Cervical cancer vaccine uptake rises to 65%
Minister for Health Simon Harris said he was 'very encouraged' by the upward trend
Minister for Health Simon Harris at the launch of a new national day to recognise the unsung heroes from frontline and emergency services at Dublin Castle. Photograph: Brian Lawless/PA Wire
The rate of uptake of the cervical cancer vaccine increased by 15 percentage points in the last year, figures from the Health Service Executive (HSE) show.
Vaccination rates rose from a low of 50 per cent to 65 per cent in that period following a significant public health information campaign.
The vaccine protects against several strains of the human papilloma virus (HPV), which causes seven out of 10 types of cervical cancer.
Previously 87 per cent of girls aged 12 to 13 had been receiving the vaccine but rates began to fall as concerns were raised about the product.
Anti-vaccination campaigners on social media alleged the vaccine was linked to cases of young girls developing chronic fatigue syndrome, a claim which public health officials have strongly refuted.
Minister for Health Simon Harris said he was “very encouraged” by the upward trend and plans to have the vaccine offered to boys in the first year of secondary school next year. The Health Information and Quality Authority (Hiqa) will complete a technical assessment on the plans to roll out the vaccine to boys in the coming days.
The Minister said those who were not medical professionals should “butt out” of the debate on the safety of the vaccine, which has been endorsed by the World Health Organisation (WHO).
Speaking at an event to encourage uptake of the HPV vaccine, Mr Harris said it was “extraordinarily irresponsible” for anyone in public life to cast doubts on the safety of the vaccine.
Sinn Féin presidential candidate Liadh Ní Riada MEP has had to deny she is opposed to the vaccination programme in recent weeks, after a local radio interview she gave in 2016 resurfaced, where she expressed concern over it.
Speaking on Monday, Dr Sean Denyer, interim head of the HSE national immunisation office, said the uptake rate was likely to be “slightly higher” than the provisional figure of 65 per cent.
He said the health service had been “very very worried” about the drastic drop in the number of parents consenting to their daughters receiving the vaccine in recent years.
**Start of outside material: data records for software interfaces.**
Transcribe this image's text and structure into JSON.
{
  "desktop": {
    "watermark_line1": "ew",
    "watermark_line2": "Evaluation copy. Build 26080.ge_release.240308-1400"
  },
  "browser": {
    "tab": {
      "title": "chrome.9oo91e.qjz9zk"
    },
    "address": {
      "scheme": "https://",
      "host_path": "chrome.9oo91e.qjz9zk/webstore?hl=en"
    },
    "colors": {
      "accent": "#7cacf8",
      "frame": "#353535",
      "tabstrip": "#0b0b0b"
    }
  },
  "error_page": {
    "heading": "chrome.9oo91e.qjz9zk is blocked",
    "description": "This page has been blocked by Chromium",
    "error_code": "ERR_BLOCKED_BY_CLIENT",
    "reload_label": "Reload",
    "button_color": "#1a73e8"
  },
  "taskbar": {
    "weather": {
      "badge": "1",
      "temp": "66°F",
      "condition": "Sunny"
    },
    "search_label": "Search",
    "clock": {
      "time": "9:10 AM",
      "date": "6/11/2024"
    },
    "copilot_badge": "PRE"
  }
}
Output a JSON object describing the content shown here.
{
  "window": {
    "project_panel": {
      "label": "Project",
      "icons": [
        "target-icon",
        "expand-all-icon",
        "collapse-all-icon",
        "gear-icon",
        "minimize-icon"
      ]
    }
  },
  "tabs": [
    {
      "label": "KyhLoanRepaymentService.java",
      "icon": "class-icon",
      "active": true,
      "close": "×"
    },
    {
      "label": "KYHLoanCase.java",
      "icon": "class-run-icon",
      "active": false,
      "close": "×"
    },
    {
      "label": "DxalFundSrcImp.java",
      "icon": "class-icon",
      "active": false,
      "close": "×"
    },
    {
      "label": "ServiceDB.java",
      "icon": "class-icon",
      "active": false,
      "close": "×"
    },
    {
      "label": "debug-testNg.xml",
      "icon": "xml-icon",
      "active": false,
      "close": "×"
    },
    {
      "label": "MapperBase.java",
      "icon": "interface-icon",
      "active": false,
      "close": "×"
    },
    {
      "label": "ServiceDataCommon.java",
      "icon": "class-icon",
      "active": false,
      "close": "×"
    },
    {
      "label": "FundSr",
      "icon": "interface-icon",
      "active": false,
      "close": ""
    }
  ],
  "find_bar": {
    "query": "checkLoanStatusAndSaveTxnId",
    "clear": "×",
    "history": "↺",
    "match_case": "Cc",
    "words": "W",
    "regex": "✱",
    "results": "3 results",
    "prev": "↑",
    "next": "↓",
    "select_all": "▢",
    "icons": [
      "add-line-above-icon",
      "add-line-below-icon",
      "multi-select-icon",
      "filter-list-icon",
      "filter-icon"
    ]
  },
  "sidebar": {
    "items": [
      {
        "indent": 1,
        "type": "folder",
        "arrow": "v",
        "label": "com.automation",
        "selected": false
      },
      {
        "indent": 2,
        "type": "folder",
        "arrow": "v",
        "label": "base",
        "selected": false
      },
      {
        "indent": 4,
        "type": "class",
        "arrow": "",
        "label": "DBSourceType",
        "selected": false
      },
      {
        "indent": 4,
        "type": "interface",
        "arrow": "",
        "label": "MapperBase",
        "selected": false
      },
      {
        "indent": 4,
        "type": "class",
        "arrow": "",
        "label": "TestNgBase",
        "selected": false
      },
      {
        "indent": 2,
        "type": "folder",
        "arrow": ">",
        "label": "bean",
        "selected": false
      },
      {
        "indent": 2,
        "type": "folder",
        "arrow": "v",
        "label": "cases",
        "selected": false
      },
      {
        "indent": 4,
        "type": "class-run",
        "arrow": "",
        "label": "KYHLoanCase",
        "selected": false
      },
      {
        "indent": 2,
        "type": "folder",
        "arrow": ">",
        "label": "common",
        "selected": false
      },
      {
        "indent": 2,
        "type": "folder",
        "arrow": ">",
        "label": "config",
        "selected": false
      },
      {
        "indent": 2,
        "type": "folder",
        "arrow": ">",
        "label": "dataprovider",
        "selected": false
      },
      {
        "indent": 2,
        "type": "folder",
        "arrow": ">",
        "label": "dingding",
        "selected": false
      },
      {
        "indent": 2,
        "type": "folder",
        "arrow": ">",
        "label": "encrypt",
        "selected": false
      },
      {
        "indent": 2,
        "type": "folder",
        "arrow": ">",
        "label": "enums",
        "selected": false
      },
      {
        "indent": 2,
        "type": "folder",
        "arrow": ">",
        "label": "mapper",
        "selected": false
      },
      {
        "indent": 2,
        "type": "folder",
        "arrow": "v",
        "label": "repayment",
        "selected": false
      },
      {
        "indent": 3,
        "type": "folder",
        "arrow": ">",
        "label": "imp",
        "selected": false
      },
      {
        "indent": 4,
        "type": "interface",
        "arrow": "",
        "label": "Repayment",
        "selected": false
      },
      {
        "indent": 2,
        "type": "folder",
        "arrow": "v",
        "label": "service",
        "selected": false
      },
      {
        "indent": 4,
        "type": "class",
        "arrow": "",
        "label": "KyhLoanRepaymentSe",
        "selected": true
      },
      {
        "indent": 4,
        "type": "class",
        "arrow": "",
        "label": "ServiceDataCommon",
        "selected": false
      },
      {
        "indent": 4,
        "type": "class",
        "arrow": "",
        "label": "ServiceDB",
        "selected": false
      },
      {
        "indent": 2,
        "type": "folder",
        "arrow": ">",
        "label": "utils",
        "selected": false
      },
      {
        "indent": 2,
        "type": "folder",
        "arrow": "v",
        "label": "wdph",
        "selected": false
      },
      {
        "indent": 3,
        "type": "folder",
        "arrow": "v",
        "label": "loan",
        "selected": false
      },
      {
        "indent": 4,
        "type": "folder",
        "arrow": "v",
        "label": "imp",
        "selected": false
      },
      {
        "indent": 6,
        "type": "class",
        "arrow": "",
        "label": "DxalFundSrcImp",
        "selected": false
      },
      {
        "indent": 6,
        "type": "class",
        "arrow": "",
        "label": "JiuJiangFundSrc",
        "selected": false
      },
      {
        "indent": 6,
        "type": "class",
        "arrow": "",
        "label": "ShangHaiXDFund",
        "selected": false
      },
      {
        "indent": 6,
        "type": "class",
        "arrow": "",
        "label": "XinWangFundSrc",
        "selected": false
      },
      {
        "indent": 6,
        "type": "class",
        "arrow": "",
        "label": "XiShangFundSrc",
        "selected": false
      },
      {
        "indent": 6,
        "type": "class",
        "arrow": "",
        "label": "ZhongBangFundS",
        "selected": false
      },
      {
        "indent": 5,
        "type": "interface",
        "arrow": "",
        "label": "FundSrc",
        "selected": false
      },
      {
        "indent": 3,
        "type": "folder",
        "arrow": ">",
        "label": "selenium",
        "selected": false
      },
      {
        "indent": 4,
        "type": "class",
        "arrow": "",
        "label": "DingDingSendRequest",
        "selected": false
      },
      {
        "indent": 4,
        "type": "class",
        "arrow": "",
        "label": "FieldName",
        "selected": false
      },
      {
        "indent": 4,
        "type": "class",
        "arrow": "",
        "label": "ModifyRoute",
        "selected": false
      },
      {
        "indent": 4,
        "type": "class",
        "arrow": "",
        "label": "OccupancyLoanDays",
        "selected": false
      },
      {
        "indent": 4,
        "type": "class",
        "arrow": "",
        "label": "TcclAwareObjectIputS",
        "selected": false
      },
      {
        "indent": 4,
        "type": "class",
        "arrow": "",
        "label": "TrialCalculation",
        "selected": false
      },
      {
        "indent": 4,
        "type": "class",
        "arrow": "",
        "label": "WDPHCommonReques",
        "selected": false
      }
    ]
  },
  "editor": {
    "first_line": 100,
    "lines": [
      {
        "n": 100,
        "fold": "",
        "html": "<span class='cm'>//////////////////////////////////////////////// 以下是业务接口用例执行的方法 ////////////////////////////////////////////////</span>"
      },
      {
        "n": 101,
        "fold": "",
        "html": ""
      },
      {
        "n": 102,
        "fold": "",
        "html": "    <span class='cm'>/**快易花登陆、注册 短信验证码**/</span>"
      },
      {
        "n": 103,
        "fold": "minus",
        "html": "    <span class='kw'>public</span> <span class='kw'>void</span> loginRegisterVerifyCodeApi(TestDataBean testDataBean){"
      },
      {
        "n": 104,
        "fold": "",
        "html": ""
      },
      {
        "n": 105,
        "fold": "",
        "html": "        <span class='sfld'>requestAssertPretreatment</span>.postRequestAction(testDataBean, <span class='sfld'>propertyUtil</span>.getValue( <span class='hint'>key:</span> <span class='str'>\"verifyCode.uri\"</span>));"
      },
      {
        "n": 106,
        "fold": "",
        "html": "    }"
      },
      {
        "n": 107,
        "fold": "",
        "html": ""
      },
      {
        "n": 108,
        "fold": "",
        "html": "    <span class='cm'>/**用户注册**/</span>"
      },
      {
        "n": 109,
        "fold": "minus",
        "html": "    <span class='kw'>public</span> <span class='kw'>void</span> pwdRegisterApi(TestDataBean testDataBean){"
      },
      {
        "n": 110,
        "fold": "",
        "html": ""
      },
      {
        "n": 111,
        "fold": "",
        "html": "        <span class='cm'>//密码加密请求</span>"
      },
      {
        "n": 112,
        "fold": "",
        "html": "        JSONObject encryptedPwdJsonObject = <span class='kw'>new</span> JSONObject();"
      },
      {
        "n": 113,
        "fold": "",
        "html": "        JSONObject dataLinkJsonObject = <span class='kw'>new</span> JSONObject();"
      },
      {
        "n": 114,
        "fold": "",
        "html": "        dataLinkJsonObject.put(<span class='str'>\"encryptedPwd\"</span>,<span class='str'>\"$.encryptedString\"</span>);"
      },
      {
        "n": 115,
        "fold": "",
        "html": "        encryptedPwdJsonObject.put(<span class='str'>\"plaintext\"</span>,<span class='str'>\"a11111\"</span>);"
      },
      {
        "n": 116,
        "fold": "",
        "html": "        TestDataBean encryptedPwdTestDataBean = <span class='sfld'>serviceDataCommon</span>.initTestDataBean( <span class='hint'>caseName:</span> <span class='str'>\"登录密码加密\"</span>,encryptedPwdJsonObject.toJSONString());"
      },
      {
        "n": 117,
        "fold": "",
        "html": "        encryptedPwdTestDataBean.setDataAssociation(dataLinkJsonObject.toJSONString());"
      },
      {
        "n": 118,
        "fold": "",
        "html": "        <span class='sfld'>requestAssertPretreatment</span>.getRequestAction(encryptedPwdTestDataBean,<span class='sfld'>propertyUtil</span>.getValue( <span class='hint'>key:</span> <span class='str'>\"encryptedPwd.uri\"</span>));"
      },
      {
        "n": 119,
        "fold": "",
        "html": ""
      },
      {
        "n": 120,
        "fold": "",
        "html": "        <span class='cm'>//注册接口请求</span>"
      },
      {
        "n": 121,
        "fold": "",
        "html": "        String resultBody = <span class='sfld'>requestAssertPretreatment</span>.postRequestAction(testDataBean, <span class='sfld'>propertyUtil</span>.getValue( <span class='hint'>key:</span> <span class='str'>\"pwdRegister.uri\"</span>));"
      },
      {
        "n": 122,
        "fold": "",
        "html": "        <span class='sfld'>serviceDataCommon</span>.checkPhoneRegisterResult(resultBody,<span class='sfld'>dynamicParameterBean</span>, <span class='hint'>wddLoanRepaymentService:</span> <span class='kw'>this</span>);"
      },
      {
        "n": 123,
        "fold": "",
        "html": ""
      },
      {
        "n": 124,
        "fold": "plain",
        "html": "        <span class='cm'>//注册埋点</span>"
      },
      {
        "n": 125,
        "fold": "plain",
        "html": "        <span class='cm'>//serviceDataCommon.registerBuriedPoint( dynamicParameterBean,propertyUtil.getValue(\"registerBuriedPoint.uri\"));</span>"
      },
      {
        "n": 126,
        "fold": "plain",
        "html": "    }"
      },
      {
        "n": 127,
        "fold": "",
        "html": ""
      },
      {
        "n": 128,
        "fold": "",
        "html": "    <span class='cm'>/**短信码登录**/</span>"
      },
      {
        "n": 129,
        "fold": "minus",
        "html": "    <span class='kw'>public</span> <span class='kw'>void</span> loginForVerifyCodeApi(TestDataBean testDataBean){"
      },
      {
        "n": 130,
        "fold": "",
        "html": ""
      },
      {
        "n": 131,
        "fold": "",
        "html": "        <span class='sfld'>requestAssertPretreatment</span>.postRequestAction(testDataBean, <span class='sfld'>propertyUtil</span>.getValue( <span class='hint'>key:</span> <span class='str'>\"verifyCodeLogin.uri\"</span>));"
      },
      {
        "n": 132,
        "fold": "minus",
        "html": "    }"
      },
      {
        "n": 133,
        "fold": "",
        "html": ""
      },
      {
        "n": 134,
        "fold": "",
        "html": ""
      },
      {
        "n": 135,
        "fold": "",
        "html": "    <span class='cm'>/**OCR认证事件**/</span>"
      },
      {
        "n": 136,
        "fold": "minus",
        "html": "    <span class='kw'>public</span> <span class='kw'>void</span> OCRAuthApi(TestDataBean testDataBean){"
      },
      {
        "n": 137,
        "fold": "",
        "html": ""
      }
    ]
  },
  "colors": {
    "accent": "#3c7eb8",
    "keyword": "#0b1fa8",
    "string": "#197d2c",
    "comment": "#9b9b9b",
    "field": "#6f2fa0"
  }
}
Following the reversal of the downward trend, the HSE has been assisting the WHO to help other countries with information campaigns to combat falling vaccination rates.
The lowest uptake rates were in counties Cork and Kerry but Dr Angela O’Leary, who manages the HSE school programme in the region, said vaccination rates had recovered in line with the national average.
The local health service has been receiving calls from parents who initially did not consent for their daughters to get the vaccine, to avail of a “catch up” service, she said.
Laura Brennan, a 25-year-old Co Clare woman who has terminal cervical cancer, appealed for parents with concerns over the vaccine to seek advice from medical professionals. She said no parent would ever want to look their child in the eye and “tell them you could have saved them from a HPV-related cancer”.
“If I could I would sit down with every parent in the country who has to make this decision and tell them what I have gone through, but I’m afraid I don’t have time for that. I’ll probably be dead in a couple of years, robbed of my life, by this horrible preventable disease,” she said.